Dunkertons Black Fox Cider

We all come to various things with preconceived ideas and experiences, and tasting cider is really no different to this. I already know that Black Fox is one of my favourite ciders. If I wanted a true benchmark against which other ciders were judged then this outght to be it (well, this and maybe one or two others). That way I can measure the truely great and good ciders that I try. Magners was, perhaps, aiming a bit low?! Nah... its all good:-)
Dunkertons are a moderately sized cider producer based in Herefordshire who have been making cider to a Herefordshire style since the very late 70's. They also produce a perry (OK, I just sneaked a look at their website) and another 'organic' cider. OK, I will forgive them the Organic status... why not (if you don't spray your trees, does that automatically qualify??) though I am a little sceptical of the organic movement.

This cider is a really good example of a Herefordshire cider. There are both bittersweets and bittersharps present here. And I am positive that there is a good chunk of Kingston Black too (although it could be Stoke Red - I am not an expert!). What I really like about it is that it isn't dumbed down - its a Herefordshire cider not a ubiquitous cider drink as so many of the larger producers seem to have gravitated towards. 

Generally, I tend to class things as being Eastern counties or Western. In reality this is a bit of a simplification as each region has its own character. Herefordshire is about cider apples... no desert fruit. Similarly, Somerset is about cider apples too, although much more bittersweet than sharp. Devon and Dorset are less so. I recommend James Crowdens book, Ciderland, for anyone wanting to explore this further.

The cider itself is amber/gold in colour with a light carbonation. At 7% its got the full measure of fermentation in it. Like the Henney's Vintage, its the proper strength for a cider and needs to be treated as such - if you're a session cider drinker then this probably isn't for you. The aroma is tannic and sharp at the same time and the aftertaste is lingering.

Another silver apple to dish out. At 83/100, this is one that I would recommend to anyone that is seeking to try only excellent ciders!


  1. Simply great! A little less complex maybe than the medium sweet premium organic, but also less sweet, and I prefer dry ciders:) So glad I found it in Edinburgh!

  2. Dunkertons are a safe bet on ciders. I don't really get the whole organic thing, but very good! Glad you can get it so far north too!

  3. Tried this cider based on the review on this page. Quite different to what i'm used to - think my favourite so far is Henney's Dry. However, this is quite different and a bit more bitter than what i'm used to.
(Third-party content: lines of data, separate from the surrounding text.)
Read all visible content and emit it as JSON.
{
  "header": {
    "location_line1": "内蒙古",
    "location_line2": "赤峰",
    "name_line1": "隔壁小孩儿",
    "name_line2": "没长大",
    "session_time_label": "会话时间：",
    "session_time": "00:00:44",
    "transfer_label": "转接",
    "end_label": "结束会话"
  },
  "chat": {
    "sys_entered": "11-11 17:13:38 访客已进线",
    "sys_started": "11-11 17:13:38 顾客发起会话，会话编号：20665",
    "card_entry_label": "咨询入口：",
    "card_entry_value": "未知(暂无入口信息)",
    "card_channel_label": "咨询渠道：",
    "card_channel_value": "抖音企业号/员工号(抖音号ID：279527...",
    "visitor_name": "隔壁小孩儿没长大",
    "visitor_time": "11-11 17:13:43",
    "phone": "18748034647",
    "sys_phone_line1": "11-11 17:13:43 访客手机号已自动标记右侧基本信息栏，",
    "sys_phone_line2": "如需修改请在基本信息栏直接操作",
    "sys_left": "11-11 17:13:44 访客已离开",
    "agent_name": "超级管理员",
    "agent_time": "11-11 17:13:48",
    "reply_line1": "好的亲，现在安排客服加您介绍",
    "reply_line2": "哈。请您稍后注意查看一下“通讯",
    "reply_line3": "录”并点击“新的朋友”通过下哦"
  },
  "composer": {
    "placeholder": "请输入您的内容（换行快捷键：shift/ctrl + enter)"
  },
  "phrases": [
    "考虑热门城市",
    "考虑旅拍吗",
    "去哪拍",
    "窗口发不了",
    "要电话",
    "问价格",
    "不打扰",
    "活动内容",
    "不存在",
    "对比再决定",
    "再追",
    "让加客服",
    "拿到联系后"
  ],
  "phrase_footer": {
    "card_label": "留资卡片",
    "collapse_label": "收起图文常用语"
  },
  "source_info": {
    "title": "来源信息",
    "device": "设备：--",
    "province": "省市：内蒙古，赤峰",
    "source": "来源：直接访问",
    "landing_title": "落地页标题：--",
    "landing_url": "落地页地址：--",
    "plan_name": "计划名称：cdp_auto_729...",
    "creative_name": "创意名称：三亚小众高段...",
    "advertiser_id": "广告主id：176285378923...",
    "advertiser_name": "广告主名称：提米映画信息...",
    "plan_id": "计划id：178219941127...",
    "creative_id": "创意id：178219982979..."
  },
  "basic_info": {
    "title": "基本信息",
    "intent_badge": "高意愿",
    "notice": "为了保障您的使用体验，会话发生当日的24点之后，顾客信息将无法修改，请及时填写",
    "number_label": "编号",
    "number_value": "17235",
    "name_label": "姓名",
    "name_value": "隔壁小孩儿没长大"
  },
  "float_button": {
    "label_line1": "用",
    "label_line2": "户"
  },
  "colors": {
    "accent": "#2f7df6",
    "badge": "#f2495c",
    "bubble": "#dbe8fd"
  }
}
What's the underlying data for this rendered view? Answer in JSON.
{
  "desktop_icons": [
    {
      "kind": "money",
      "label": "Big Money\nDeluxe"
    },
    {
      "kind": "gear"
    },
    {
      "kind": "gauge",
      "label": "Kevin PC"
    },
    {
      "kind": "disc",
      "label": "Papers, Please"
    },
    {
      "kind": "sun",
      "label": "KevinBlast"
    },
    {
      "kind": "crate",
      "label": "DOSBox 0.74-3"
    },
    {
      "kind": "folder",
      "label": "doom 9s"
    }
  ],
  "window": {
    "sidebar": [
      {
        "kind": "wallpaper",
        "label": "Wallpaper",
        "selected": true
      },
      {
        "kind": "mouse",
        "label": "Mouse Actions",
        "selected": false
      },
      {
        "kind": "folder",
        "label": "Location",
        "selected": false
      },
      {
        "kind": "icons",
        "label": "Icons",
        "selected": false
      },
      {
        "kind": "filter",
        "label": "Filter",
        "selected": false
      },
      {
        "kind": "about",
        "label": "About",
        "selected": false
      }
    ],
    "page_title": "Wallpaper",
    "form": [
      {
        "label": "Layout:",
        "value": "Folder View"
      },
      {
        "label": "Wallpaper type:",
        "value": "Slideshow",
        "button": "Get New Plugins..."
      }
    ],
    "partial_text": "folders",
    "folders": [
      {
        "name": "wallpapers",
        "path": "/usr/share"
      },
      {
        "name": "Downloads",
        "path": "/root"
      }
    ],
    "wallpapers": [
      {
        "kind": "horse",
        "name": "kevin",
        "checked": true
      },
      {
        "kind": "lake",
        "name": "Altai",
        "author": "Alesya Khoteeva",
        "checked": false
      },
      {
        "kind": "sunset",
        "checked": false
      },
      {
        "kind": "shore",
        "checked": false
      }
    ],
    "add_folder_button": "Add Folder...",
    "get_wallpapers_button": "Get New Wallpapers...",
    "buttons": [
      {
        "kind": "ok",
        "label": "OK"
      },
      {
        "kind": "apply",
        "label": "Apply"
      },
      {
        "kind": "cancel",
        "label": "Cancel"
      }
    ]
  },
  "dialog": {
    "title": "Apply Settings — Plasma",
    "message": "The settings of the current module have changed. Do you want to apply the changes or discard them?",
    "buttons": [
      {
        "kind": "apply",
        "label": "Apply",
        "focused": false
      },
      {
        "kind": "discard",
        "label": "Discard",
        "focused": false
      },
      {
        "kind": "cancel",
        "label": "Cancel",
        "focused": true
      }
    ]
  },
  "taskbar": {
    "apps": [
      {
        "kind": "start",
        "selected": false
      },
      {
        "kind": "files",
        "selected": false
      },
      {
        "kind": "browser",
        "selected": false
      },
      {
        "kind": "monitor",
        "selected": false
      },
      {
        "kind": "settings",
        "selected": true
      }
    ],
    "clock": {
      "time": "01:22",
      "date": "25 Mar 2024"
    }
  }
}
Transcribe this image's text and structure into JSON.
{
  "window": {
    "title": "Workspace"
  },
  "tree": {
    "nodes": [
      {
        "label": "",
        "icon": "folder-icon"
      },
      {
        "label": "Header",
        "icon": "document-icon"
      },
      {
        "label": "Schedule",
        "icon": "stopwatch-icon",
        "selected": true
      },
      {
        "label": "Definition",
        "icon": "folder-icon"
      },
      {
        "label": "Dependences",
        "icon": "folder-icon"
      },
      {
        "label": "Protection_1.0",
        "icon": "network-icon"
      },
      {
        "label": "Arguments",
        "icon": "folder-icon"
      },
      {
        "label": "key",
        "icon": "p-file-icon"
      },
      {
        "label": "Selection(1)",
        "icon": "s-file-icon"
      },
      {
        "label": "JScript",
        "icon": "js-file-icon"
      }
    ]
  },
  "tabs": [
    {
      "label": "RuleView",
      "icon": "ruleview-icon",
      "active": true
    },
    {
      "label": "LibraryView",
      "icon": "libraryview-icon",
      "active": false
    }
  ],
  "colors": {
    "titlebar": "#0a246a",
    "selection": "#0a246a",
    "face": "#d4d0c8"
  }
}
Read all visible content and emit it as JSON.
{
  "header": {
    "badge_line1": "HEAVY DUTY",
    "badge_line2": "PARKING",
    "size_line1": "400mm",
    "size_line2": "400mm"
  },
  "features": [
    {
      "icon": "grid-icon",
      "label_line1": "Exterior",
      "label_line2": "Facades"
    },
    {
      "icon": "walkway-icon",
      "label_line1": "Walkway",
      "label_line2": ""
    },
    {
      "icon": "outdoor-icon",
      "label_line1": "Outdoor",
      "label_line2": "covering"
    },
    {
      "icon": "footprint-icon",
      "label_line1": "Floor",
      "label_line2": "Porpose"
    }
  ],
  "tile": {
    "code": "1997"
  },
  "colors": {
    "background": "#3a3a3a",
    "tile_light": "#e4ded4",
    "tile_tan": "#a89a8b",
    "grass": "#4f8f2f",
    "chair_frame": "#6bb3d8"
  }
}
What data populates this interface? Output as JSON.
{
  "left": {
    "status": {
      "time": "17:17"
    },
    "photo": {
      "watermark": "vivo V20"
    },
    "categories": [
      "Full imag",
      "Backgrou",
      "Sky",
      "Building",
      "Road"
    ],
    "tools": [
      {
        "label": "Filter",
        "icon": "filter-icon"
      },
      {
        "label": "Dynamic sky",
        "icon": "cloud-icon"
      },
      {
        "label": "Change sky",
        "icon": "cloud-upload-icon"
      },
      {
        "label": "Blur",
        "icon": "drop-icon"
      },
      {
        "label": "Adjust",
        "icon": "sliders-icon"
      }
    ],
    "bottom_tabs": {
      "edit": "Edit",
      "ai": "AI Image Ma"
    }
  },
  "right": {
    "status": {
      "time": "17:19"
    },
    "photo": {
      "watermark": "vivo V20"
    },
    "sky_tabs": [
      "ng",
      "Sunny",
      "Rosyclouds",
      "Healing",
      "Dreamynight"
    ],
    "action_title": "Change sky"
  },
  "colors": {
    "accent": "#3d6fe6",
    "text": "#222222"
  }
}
  4. Sure, the Henney's is a bit lighter and more easy going - but this is one of those ciders that I would point to if someone were to ask what British Cider should taste like... mind you, Henney's Dry is pretty close too:-)

    Thanks for the comment!